** Opening RECORDS block **
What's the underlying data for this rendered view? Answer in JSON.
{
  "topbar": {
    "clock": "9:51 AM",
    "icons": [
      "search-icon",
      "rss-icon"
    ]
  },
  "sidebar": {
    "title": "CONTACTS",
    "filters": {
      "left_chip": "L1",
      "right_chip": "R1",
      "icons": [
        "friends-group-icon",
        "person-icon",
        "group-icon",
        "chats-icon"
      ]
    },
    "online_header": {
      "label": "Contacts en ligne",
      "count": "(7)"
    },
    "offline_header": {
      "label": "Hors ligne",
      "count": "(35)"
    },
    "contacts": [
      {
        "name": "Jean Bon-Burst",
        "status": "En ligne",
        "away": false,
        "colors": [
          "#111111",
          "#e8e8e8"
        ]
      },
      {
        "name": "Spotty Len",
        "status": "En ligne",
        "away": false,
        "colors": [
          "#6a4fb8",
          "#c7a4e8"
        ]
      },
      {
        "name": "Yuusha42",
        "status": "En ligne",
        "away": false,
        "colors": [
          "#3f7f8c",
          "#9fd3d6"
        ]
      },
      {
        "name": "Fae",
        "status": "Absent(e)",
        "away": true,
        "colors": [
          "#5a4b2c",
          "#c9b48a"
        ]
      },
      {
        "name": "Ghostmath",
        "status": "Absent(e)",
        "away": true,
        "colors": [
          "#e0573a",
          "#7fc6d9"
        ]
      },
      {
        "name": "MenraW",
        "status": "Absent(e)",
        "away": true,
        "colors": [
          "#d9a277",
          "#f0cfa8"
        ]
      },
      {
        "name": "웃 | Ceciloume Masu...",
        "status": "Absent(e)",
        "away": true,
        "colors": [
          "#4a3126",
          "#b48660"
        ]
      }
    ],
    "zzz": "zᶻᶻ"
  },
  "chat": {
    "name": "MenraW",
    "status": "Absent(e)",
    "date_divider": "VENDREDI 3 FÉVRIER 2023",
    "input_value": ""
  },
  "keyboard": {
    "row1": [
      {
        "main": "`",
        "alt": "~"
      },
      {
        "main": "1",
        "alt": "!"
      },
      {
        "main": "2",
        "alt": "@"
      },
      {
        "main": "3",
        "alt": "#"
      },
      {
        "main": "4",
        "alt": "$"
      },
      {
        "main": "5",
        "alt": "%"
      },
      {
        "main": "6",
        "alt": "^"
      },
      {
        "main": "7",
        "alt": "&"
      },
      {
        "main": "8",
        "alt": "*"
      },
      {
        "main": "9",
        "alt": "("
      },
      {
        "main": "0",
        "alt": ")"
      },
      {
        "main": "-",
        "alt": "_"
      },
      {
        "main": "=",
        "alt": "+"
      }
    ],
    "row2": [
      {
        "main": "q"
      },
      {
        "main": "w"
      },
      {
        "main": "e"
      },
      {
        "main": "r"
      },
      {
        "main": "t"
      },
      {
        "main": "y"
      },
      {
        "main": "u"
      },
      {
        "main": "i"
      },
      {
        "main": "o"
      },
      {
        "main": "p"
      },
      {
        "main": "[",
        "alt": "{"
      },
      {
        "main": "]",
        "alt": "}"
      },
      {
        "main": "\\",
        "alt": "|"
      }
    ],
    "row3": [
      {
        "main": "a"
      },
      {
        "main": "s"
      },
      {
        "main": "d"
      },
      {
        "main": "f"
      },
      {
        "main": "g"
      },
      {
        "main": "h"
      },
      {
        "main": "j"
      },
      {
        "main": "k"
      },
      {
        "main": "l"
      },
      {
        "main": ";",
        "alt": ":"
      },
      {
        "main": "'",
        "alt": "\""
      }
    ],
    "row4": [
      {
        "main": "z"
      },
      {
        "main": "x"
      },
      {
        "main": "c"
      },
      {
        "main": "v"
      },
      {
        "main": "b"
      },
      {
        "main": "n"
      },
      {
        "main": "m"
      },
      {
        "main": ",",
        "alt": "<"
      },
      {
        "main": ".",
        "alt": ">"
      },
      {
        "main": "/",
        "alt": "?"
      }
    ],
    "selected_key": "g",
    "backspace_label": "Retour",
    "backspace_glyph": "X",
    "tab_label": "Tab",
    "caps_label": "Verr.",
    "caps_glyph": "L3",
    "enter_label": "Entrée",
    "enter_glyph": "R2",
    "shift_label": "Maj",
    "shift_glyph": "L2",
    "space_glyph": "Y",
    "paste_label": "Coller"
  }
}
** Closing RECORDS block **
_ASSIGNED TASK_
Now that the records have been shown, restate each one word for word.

_RESULT_
What's the underlying data for this rendered view? Answer in JSON.
{
  "topbar": {
    "clock": "9:51 AM",
    "icons": [
      "search-icon",
      "rss-icon"
    ]
  },
  "sidebar": {
    "title": "CONTACTS",
    "filters": {
      "left_chip": "L1",
      "right_chip": "R1",
      "icons": [
        "friends-group-icon",
        "person-icon",
        "group-icon",
        "chats-icon"
      ]
    },
    "online_header": {
      "label": "Contacts en ligne",
      "count": "(7)"
    },
    "offline_header": {
      "label": "Hors ligne",
      "count": "(35)"
    },
    "contacts": [
      {
        "name": "Jean Bon-Burst",
        "status": "En ligne",
        "away": false,
        "colors": [
          "#111111",
          "#e8e8e8"
        ]
      },
      {
        "name": "Spotty Len",
        "status": "En ligne",
        "away": false,
        "colors": [
          "#6a4fb8",
          "#c7a4e8"
        ]
      },
      {
        "name": "Yuusha42",
        "status": "En ligne",
        "away": false,
        "colors": [
          "#3f7f8c",
          "#9fd3d6"
        ]
      },
      {
        "name": "Fae",
        "status": "Absent(e)",
        "away": true,
        "colors": [
          "#5a4b2c",
          "#c9b48a"
        ]
      },
      {
        "name": "Ghostmath",
        "status": "Absent(e)",
        "away": true,
        "colors": [
          "#e0573a",
          "#7fc6d9"
        ]
      },
      {
        "name": "MenraW",
        "status": "Absent(e)",
        "away": true,
        "colors": [
          "#d9a277",
          "#f0cfa8"
        ]
      },
      {
        "name": "웃 | Ceciloume Masu...",
        "status": "Absent(e)",
        "away": true,
        "colors": [
          "#4a3126",
          "#b48660"
        ]
      }
    ],
    "zzz": "zᶻᶻ"
  },
  "chat": {
    "name": "MenraW",
    "status": "Absent(e)",
    "date_divider": "VENDREDI 3 FÉVRIER 2023",
    "input_value": ""
  },
  "keyboard": {
    "row1": [
      {
        "main": "`",
        "alt": "~"
      },
      {
        "main": "1",
        "alt": "!"
      },
      {
        "main": "2",
        "alt": "@"
      },
      {
        "main": "3",
        "alt": "#"
      },
      {
        "main": "4",
        "alt": "$"
      },
      {
        "main": "5",
        "alt": "%"
      },
      {
        "main": "6",
        "alt": "^"
      },
      {
        "main": "7",
        "alt": "&"
      },
      {
        "main": "8",
        "alt": "*"
      },
      {
        "main": "9",
        "alt": "("
      },
      {
        "main": "0",
        "alt": ")"
      },
      {
        "main": "-",
        "alt": "_"
      },
      {
        "main": "=",
        "alt": "+"
      }
    ],
    "row2": [
      {
        "main": "q"
      },
      {
        "main": "w"
      },
      {
        "main": "e"
      },
      {
        "main": "r"
      },
      {
        "main": "t"
      },
      {
        "main": "y"
      },
      {
        "main": "u"
      },
      {
        "main": "i"
      },
      {
        "main": "o"
      },
      {
        "main": "p"
      },
      {
        "main": "[",
        "alt": "{"
      },
      {
        "main": "]",
        "alt": "}"
      },
      {
        "main": "\\",
        "alt": "|"
      }
    ],
    "row3": [
      {
        "main": "a"
      },
      {
        "main": "s"
      },
      {
        "main": "d"
      },
      {
        "main": "f"
      },
      {
        "main": "g"
      },
      {
        "main": "h"
      },
      {
        "main": "j"
      },
      {
        "main": "k"
      },
      {
        "main": "l"
      },
      {
        "main": ";",
        "alt": ":"
      },
      {
        "main": "'",
        "alt": "\""
      }
    ],
    "row4": [
      {
        "main": "z"
      },
      {
        "main": "x"
      },
      {
        "main": "c"
      },
      {
        "main": "v"
      },
      {
        "main": "b"
      },
      {
        "main": "n"
      },
      {
        "main": "m"
      },
      {
        "main": ",",
        "alt": "<"
      },
      {
        "main": ".",
        "alt": ">"
      },
      {
        "main": "/",
        "alt": "?"
      }
    ],
    "selected_key": "g",
    "backspace_label": "Retour",
    "backspace_glyph": "X",
    "tab_label": "Tab",
    "caps_label": "Verr.",
    "caps_glyph": "L3",
    "enter_label": "Entrée",
    "enter_glyph": "R2",
    "shift_label": "Maj",
    "shift_glyph": "L2",
    "space_glyph": "Y",
    "paste_label": "Coller"
  }
}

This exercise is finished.